In the April-June quarter of last financial year, the sector's exports aggregated to USD 8.84 billion, according to the data from Gems and Jewellery Export Promotion Council (GJEPC).
The labour intensive sector contributes about 14 per cent to the country's overall exports. The rise in shipments was mainly supported by exports of silver jewellery, and gold medallions and coins.
Silver jewellery exports increased to USD 1.71 billion during April-June 2017-18, from USD 958.65 million a year ago.
Similarly, shipments of gold medallions and coins registered a growth of about 42 per cent to USD 1.51 billion during the period under review.
Gold jewellery shipments recorded a meagre growth of 1.78 per cent during the first three months of the current financial year.
Exports of cut and polished diamonds, coloured gem stones and rough diamonds also reported positive growth.
India's main export destinations include Europe, Japan, China and the US.

According to the GJEPC data, imports of rough diamonds rose by 17 per cent to USD 5.4 billion in April-June 2017.

Imports of gold bars, however, dipped by about 57.43 per cent to USD 569.12 million.
India's Gems and jewellery exports

India’s gems, jewellery export to touch $60 billion in 5 years: GJEPC

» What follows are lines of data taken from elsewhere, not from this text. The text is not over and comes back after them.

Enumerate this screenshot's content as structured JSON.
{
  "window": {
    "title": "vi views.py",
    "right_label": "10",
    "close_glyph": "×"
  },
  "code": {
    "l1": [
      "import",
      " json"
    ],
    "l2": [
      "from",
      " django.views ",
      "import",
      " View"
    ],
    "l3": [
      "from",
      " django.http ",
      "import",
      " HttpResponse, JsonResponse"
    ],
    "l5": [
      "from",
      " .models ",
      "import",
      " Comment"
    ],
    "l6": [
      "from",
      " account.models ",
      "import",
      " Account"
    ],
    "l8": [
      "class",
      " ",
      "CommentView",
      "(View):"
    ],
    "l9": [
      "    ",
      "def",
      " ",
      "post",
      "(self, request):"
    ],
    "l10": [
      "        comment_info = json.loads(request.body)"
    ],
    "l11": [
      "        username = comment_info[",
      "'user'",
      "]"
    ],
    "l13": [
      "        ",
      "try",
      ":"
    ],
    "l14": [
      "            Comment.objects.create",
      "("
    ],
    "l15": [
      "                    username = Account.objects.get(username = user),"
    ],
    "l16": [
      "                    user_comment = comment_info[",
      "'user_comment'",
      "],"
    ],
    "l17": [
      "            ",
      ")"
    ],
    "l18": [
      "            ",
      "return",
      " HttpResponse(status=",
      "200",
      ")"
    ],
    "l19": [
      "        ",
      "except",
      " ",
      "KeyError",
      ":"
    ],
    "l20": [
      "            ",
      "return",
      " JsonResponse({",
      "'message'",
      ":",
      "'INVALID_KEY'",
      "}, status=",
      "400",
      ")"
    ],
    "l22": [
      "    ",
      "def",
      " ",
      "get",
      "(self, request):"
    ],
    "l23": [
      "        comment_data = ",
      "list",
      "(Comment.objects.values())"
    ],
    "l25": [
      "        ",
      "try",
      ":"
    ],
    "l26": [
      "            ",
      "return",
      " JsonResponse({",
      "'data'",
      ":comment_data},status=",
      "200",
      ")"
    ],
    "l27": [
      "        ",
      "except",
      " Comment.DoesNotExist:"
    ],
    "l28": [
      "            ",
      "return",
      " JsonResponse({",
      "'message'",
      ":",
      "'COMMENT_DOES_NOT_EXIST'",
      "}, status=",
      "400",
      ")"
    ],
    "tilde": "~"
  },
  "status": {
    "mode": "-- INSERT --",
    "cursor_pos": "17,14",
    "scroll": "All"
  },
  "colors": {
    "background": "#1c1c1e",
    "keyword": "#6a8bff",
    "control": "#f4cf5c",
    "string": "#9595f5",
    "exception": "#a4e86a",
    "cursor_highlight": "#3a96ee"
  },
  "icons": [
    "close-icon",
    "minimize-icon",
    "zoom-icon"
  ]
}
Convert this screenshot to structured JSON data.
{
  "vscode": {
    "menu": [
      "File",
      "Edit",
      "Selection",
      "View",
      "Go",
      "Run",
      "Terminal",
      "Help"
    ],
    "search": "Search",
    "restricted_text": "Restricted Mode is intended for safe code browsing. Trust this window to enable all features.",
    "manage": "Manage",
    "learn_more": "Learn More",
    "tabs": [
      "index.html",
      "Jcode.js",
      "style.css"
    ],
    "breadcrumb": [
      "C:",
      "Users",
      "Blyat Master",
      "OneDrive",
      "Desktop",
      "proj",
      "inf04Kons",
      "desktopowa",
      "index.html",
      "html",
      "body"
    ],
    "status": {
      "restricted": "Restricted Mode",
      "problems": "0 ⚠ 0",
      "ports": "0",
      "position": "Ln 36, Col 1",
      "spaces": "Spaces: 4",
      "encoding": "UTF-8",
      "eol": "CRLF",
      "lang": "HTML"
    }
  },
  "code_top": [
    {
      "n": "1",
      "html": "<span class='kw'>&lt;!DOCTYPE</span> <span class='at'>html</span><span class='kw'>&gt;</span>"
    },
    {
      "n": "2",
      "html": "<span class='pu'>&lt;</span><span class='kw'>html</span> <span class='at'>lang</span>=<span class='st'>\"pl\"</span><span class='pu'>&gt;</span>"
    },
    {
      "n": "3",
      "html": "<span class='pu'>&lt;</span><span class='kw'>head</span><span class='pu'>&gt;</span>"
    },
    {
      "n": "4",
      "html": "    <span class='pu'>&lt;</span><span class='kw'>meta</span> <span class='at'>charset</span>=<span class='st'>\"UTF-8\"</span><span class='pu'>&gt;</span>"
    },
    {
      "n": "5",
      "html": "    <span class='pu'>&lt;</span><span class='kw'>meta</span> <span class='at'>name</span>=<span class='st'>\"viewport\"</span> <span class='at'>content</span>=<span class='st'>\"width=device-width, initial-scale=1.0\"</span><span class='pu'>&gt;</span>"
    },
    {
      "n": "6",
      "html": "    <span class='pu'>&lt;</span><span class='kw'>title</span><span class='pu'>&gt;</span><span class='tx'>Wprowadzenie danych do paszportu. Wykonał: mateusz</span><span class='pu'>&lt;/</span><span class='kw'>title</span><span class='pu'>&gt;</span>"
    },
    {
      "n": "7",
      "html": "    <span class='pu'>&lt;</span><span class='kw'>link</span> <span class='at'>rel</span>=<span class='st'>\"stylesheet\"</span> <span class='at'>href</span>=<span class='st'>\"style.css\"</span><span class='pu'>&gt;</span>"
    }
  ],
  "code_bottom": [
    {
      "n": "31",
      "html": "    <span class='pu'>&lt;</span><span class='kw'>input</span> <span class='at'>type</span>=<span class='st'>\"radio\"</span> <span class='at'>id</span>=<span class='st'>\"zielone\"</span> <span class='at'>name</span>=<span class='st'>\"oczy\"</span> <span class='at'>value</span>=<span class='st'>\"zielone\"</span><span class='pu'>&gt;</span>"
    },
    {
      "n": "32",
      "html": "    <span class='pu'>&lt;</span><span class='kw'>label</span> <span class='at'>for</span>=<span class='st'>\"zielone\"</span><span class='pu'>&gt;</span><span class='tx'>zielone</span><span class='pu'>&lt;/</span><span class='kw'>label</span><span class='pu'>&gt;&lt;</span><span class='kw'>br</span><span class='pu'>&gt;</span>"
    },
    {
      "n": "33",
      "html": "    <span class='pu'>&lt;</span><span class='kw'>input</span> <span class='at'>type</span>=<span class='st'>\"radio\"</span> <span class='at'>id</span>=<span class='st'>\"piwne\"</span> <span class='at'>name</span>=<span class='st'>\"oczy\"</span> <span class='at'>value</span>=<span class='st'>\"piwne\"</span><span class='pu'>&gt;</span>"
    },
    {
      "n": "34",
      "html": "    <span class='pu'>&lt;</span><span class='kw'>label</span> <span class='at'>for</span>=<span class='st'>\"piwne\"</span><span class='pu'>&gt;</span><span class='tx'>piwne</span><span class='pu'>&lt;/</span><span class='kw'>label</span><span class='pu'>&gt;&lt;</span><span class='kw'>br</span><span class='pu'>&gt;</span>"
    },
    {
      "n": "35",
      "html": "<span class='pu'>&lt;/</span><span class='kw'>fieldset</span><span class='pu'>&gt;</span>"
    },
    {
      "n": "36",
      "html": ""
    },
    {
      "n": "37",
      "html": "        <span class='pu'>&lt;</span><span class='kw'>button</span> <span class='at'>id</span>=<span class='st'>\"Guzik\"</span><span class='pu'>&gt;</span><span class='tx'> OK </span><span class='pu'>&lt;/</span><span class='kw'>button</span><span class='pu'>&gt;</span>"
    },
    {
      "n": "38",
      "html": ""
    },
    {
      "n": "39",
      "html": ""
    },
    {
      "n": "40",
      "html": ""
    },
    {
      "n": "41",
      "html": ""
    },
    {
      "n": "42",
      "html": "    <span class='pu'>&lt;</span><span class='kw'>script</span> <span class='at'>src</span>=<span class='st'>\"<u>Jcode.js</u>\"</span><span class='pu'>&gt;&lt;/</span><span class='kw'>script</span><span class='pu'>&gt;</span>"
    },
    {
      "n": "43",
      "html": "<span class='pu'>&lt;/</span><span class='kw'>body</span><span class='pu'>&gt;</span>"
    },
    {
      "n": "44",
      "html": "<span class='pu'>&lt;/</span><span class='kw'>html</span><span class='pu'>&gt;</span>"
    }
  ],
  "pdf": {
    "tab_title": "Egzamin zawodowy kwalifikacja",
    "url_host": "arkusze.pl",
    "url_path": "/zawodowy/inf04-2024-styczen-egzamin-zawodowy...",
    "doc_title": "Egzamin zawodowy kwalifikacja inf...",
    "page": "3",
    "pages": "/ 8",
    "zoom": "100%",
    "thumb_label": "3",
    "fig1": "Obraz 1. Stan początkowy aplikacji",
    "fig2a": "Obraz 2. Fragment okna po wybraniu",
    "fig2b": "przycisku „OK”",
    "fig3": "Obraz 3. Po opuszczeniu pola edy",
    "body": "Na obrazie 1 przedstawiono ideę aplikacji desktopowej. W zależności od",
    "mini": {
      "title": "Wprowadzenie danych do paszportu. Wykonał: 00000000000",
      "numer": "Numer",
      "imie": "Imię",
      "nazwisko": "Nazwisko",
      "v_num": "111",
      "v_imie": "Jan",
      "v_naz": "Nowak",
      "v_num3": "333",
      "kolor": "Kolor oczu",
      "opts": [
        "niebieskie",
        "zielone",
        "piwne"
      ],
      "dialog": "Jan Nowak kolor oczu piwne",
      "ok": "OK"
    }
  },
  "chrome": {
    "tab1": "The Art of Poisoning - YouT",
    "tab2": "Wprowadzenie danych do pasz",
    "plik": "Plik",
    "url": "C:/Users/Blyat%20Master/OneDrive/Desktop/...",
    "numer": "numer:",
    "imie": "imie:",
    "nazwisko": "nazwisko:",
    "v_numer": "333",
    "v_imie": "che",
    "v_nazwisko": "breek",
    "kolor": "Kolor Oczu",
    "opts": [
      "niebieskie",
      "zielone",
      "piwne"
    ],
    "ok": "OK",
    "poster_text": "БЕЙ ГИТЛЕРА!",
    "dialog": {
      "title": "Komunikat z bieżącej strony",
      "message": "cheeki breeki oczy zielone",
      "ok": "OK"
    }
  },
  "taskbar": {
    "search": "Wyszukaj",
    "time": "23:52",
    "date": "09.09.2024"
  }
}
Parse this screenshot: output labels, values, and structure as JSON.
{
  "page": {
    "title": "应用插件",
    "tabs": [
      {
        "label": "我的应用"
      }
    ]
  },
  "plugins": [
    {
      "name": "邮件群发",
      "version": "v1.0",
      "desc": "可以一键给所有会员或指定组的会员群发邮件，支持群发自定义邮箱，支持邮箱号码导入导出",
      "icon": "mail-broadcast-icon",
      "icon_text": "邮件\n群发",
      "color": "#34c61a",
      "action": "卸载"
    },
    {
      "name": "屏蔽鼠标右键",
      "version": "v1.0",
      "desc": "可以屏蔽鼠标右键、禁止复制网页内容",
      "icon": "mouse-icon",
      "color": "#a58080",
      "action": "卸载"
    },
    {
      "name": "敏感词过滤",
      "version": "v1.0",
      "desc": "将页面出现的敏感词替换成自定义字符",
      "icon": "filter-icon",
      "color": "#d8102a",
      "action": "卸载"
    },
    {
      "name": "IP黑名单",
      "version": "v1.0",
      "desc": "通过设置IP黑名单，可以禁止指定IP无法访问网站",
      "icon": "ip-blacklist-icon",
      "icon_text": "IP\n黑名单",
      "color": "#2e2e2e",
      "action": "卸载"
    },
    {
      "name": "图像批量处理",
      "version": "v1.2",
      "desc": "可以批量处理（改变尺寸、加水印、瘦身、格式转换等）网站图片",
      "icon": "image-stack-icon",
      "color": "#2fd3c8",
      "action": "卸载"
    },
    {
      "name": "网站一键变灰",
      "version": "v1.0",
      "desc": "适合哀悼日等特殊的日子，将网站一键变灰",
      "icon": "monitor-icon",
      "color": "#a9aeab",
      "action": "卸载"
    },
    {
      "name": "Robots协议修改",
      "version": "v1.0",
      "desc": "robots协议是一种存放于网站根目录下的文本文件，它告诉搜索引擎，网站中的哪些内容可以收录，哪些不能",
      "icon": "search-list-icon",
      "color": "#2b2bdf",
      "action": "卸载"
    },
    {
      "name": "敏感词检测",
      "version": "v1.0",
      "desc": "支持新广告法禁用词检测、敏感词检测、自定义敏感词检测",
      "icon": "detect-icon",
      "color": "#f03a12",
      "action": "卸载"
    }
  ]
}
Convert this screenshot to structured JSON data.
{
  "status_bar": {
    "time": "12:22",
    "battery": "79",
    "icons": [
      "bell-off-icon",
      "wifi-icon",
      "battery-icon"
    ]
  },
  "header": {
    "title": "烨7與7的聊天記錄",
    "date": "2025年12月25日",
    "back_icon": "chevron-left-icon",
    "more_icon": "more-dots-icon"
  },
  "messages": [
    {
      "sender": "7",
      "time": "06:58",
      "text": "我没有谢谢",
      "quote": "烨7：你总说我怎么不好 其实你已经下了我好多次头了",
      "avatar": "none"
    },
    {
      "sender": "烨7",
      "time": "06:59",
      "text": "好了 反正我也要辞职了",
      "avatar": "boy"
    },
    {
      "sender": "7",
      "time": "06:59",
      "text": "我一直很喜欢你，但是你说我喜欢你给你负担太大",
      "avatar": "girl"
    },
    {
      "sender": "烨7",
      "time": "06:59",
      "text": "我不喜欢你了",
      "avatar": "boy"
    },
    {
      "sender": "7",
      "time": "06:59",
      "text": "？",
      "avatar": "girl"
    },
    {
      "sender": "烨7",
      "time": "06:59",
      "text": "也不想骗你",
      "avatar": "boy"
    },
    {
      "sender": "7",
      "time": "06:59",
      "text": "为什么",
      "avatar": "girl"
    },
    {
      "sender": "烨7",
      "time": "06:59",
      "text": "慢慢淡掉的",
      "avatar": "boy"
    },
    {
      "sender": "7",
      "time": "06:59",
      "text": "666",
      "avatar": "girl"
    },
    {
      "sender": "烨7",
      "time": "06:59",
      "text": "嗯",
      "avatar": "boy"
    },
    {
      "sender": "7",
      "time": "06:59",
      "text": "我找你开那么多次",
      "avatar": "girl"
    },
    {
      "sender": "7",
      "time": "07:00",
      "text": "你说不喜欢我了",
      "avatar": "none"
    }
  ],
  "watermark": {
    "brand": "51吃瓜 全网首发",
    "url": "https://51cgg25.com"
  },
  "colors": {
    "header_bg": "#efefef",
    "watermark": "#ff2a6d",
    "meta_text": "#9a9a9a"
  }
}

SURAT: India's gems and jewellery export is likely to touch the $60 billion mark from the current $43 billion in next five years. India's jewellery trade led by the Gems and Jewellery Export Promotion Council (GJEPC) has prepared a document titled 'Vision-2022' to be presented to Prime Minister Narendra Modi for a plan to increase exports by about 40% over the next five years.

One of those measures is to improve the industry's infrastructure by creating jewellery parks across the country. The jewellery parks would serve as "one-stop" locations for the entire production process. The first is planned for Mumbai. Other aspects of the programme include modernizing smaller jewellery manufacturers' equipment, enhancing the industry's design capabilities by collaborating with international designers and improving its merchandising.

GJEPC chairman Praveen Shanker Pandya said, "The vision document 2022 has predicted growth of the gems and jewellery exports by over 40%. However, there are concerns that the country's new goods and services tax (GST) would limit exports."
Pandya added, "The council was in an ongoing dialogue with the government to smooth out procedural issues arising from the new policy. Among those is the matter of charges for transporting diamonds between the states — for example, from Surat in Gujarat — where most of the diamond manufacturing takes place — to Mumbai in Maharashtra. That issue will be resolved in the next two months."
Since GST took effect on July 1, trading has returned to normal, as it did post-demonetization in November last year. "People thought these policies will diminish the industry, but it didn't," Pandya said. "Rather, we feel these decisions are enabling a level of transparency that we couldn't achieve before."
Pandya noted that electronic payments had increased as a result of demonetization and that cash transactions were being limited. Diamond dealers at IIJS agreed, pointing to a notable shift away from cash.
GJEPC's regional chairman of Gujarat, Dinesh Navadiya said, "The increase in export by 40% in next five years means that the capacity of the diamond manufacturing will increase. Since Surat is the largest manufacturing centre, we expect a lot of changes. This will further drive new opportunities for the manufacturers and create more jobs."
India Gems and jewellery exports

Indian finished steel exports up 64%; imports rise 42% in July

India’s export of finished steel surged by 64.2% to 0.770 million tonne in the month of July against the 0.469 million tonne in the sa...